In this village as in virtually all of France's hamlets and cities, today is a big day, the beginning of two annual rituals, oddly linked by their connection to the country's highways and byways.

One is the first installment of what the natives call le grand depart, or the great getaway, when it seems every car in the country starts a tour of France, heading toward mountains or seashore for a month's vacation.

The other is the first day of what the French call le grand boucle, or the great circle route, the Tour de France bicycle race.

The apparent madness of these traditions _ having much of a country leave for vacation the same day, having 189 cyclists cover 2,193 miles in 20 stages and a prologue over 23 days _ is what has made each a unique part of French culture.

This year's Tour de France, the 82nd, may be unique in its own right. Should Miguel Indurain of Spain win, he would match the record five victories of Frenchmen Bernard Hinault and Jacques Anquetil and Belgian Eddy Merckx. But Indurain would be the first to win five straight.

Asked recently whether that would make him a cycling legend, Indurain replied, "That already has happened. Just to win one Tour de France is a big, big accomplishment."

Such a response is the closest Indurain would come to boasting of his accomplishments. In fact, it probably was meant less to celebrate himself than to honor everyone else who has won the Tour.

Sharing the spoils would be more in character for Indurain, whose 31st birthday comes July 16, during the Tour's 14th stage.
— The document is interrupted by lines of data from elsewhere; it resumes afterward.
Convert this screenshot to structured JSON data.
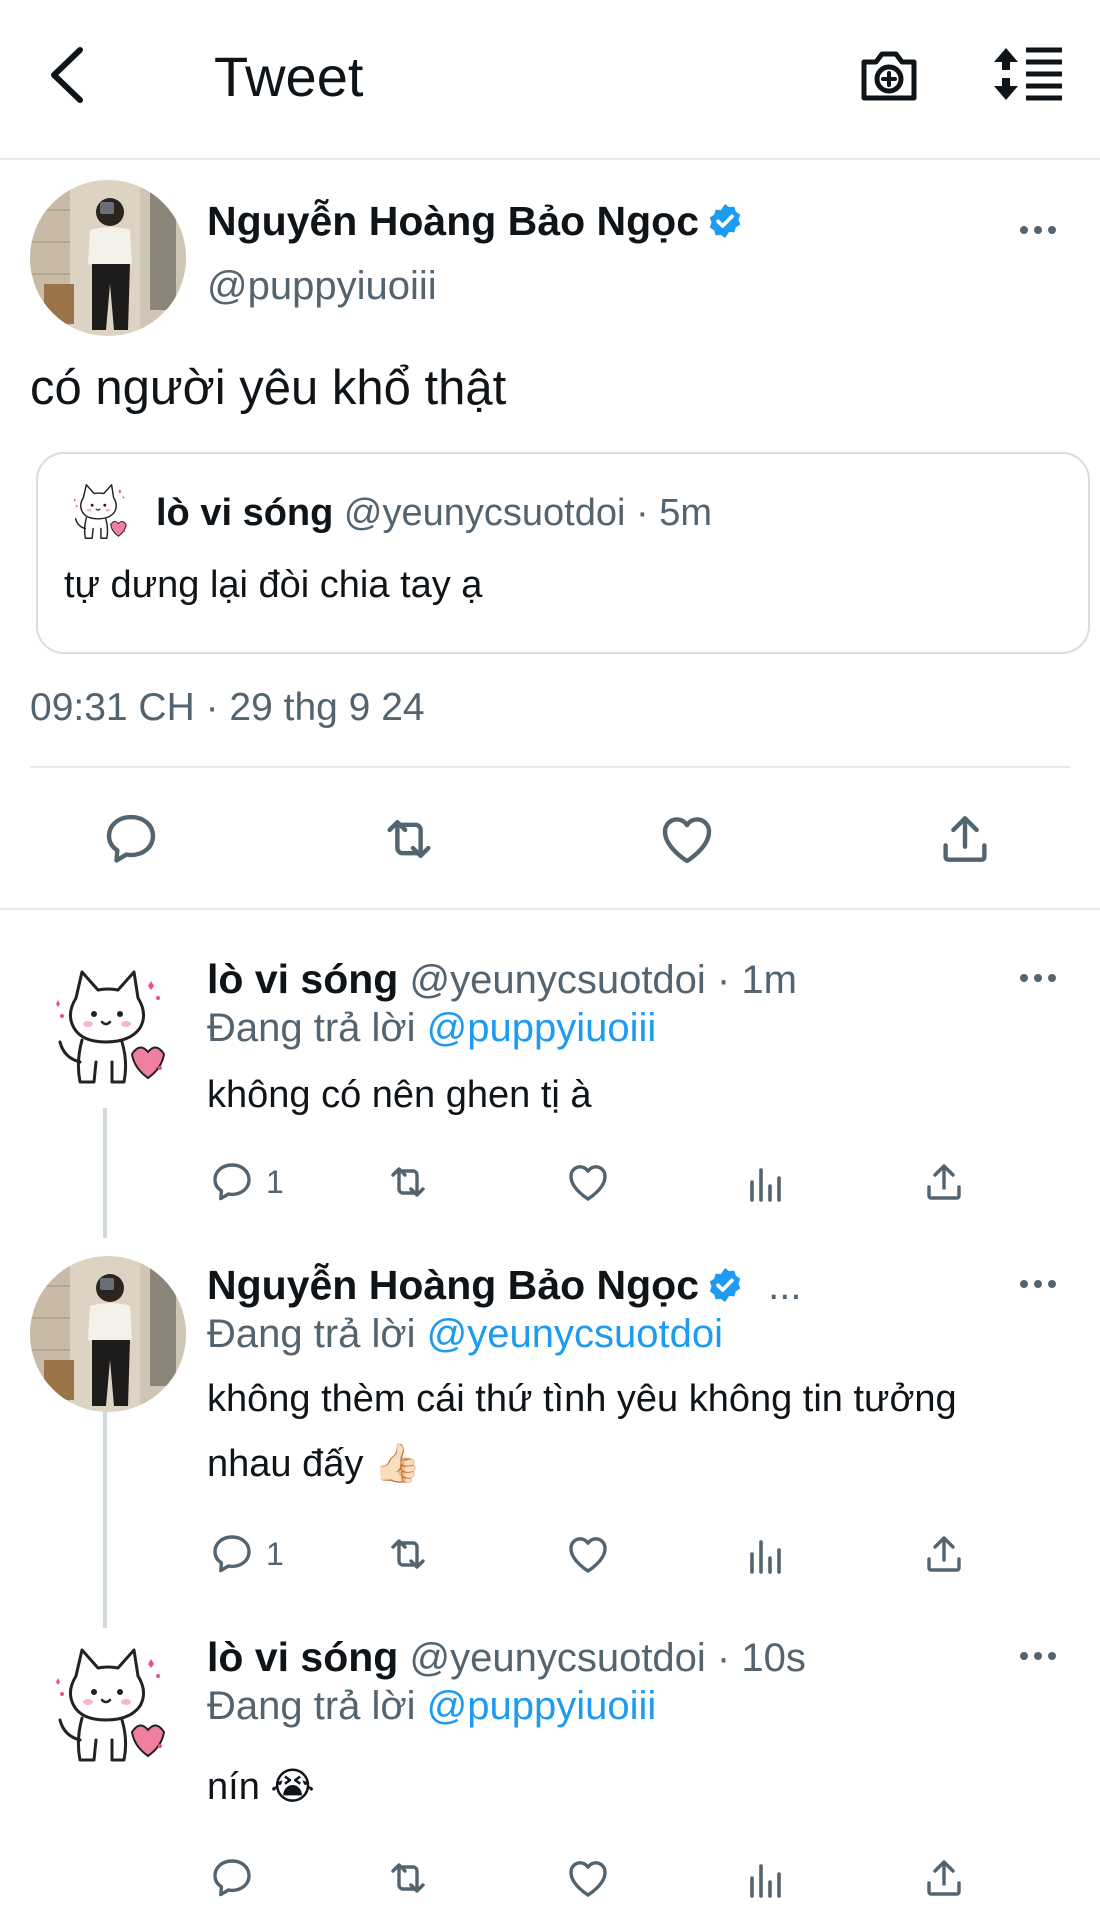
{
  "header": {
    "title": "Tweet",
    "back_icon": "chevron-left-icon",
    "camera_icon": "camera-plus-icon",
    "sort_icon": "sort-lines-icon"
  },
  "main_tweet": {
    "name": "Nguyễn Hoàng Bảo Ngọc",
    "handle": "@puppyiuoiii",
    "text": "có người yêu khổ thật",
    "quote": {
      "name": "lò vi sóng",
      "meta": "@yeunycsuotdoi · 5m",
      "text": "tự dưng lại đòi chia tay ạ"
    },
    "timestamp": "09:31 CH · 29 thg 9 24"
  },
  "replies": [
    {
      "name": "lò vi sóng",
      "meta": "@yeunycsuotdoi · 1m",
      "replying_label": "Đang trả lời",
      "replying_to": "@puppyiuoiii",
      "text": "không có nên ghen tị à",
      "reply_count": "1"
    },
    {
      "name": "Nguyễn Hoàng Bảo Ngọc",
      "meta": "...",
      "replying_label": "Đang trả lời",
      "replying_to": "@yeunycsuotdoi",
      "text_line1": "không thèm cái thứ tình yêu không tin tưởng",
      "text_line2": "nhau đấy 👍🏻",
      "reply_count": "1"
    },
    {
      "name": "lò vi sóng",
      "meta": "@yeunycsuotdoi · 10s",
      "replying_label": "Đang trả lời",
      "replying_to": "@puppyiuoiii",
      "text": "nín 😭"
    }
  ],
  "colors": {
    "accent": "#1d9bf0",
    "muted": "#536471",
    "text": "#0f1419",
    "border": "#e6e8ea"
  }
}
Or, at least it would fit the small piece of his character Indurain has allowed the world to see, which is that of a modest, gracious, serious man, married with no children.

Those traits are evident in the way Indurain has won his four Tour victories, each by a bigger margin than the last, a margin built largely through his performances in the individual time trial stages.
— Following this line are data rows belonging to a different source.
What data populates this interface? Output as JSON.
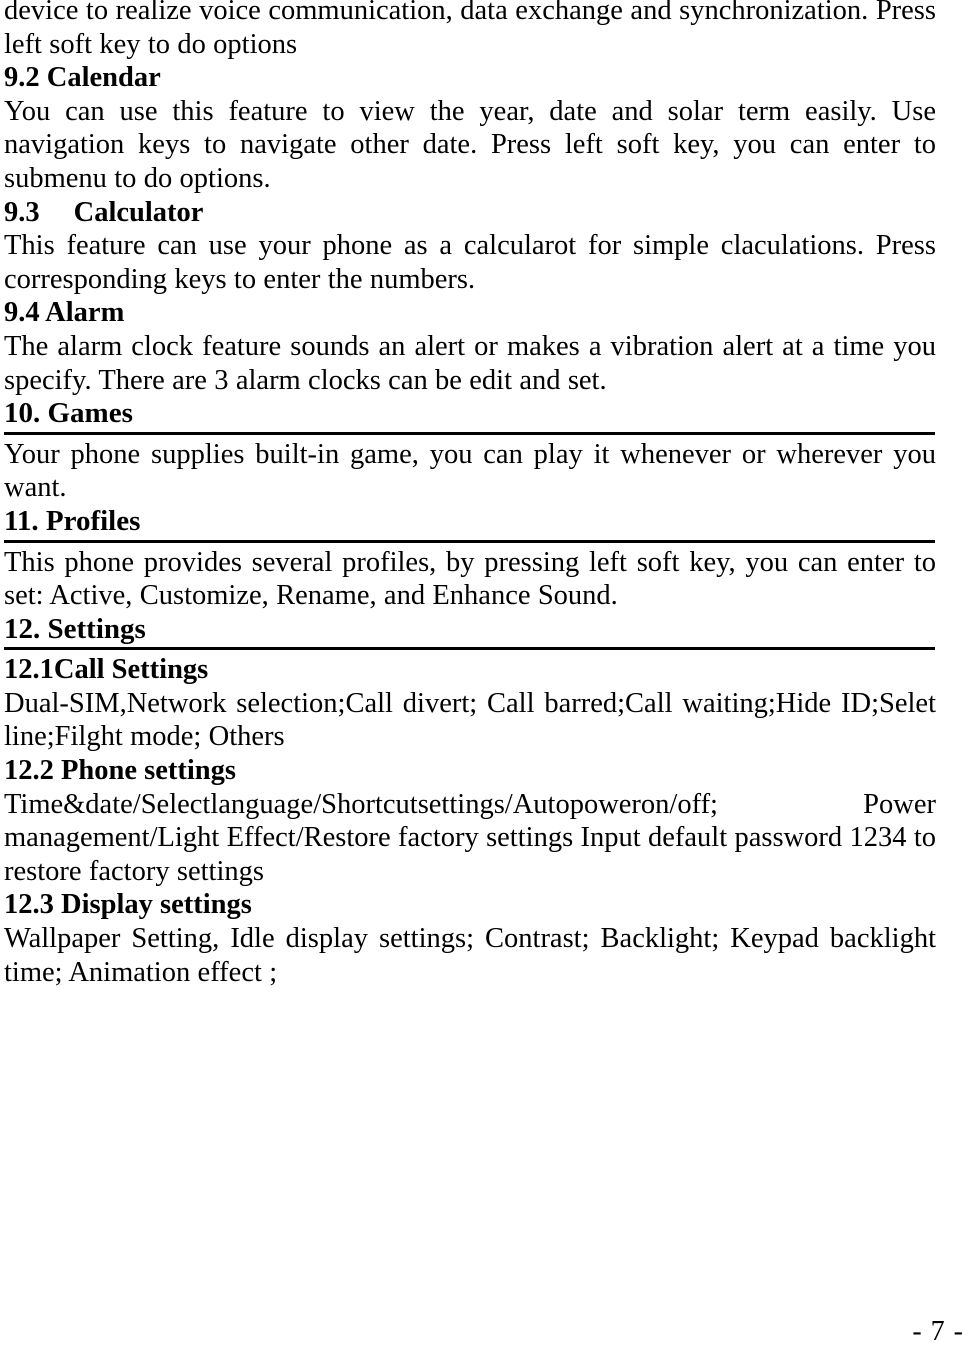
{
  "document": {
    "page_label": "- 7 -",
    "blocks": [
      {
        "type": "paragraph",
        "name": "paragraph-bluetooth-continued",
        "text": "device to realize voice communication, data exchange and synchronization. Press left soft key to do options"
      },
      {
        "type": "heading",
        "name": "heading-9-2-calendar",
        "level": 2,
        "text": "9.2 Calendar"
      },
      {
        "type": "paragraph",
        "name": "paragraph-calendar",
        "text": "You can use this feature to view the year, date and solar term easily. Use navigation keys to navigate other date. Press left soft key, you can enter to submenu to do options."
      },
      {
        "type": "heading-tabbed",
        "name": "heading-9-3-calculator",
        "level": 2,
        "number": "9.3",
        "title": "Calculator"
      },
      {
        "type": "paragraph",
        "name": "paragraph-calculator",
        "text": "This feature can use your phone as a calcularot for simple claculations. Press corresponding keys to enter the numbers."
      },
      {
        "type": "heading",
        "name": "heading-9-4-alarm",
        "level": 2,
        "text": "9.4 Alarm"
      },
      {
        "type": "paragraph",
        "name": "paragraph-alarm",
        "text": "The alarm clock feature sounds an alert or makes a vibration alert at a time you specify. There are 3 alarm clocks can be edit and set."
      },
      {
        "type": "heading",
        "name": "heading-10-games",
        "level": 1,
        "text": "10. Games",
        "rule_below": true
      },
      {
        "type": "paragraph",
        "name": "paragraph-games",
        "text": "Your phone supplies built-in game, you can play it whenever or wherever you want."
      },
      {
        "type": "heading",
        "name": "heading-11-profiles",
        "level": 1,
        "text": "11. Profiles",
        "rule_below": true
      },
      {
        "type": "paragraph",
        "name": "paragraph-profiles",
        "text": "This phone provides several profiles, by pressing left soft key, you can enter to set: Active, Customize, Rename, and Enhance Sound."
      },
      {
        "type": "heading",
        "name": "heading-12-settings",
        "level": 1,
        "text": "12. Settings",
        "rule_below": true
      },
      {
        "type": "heading",
        "name": "heading-12-1-call-settings",
        "level": 2,
        "text": "12.1Call Settings"
      },
      {
        "type": "paragraph",
        "name": "paragraph-call-settings",
        "text": "Dual-SIM,Network selection;Call divert; Call barred;Call waiting;Hide ID;Selet line;Filght mode; Others"
      },
      {
        "type": "heading",
        "name": "heading-12-2-phone-settings",
        "level": 2,
        "text": "12.2 Phone settings"
      },
      {
        "type": "paragraph",
        "name": "paragraph-phone-settings",
        "text": "Time&date/Selectlanguage/Shortcutsettings/Autopoweron/off; Power management/Light Effect/Restore factory settings Input default password 1234 to restore factory settings"
      },
      {
        "type": "heading",
        "name": "heading-12-3-display-settings",
        "level": 2,
        "text": "12.3 Display settings"
      },
      {
        "type": "paragraph",
        "name": "paragraph-display-settings",
        "text": "Wallpaper Setting, Idle display settings; Contrast; Backlight; Keypad backlight time; Animation effect ;"
      }
    ]
  }
}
While some have criticized his failure to attack once in the lead, many see it as a form of noblesse oblige.

"Miguel could probably cannibalize the race," three-time Tour winner Greg LeMond said. "He probably isn't even maximizing his potential."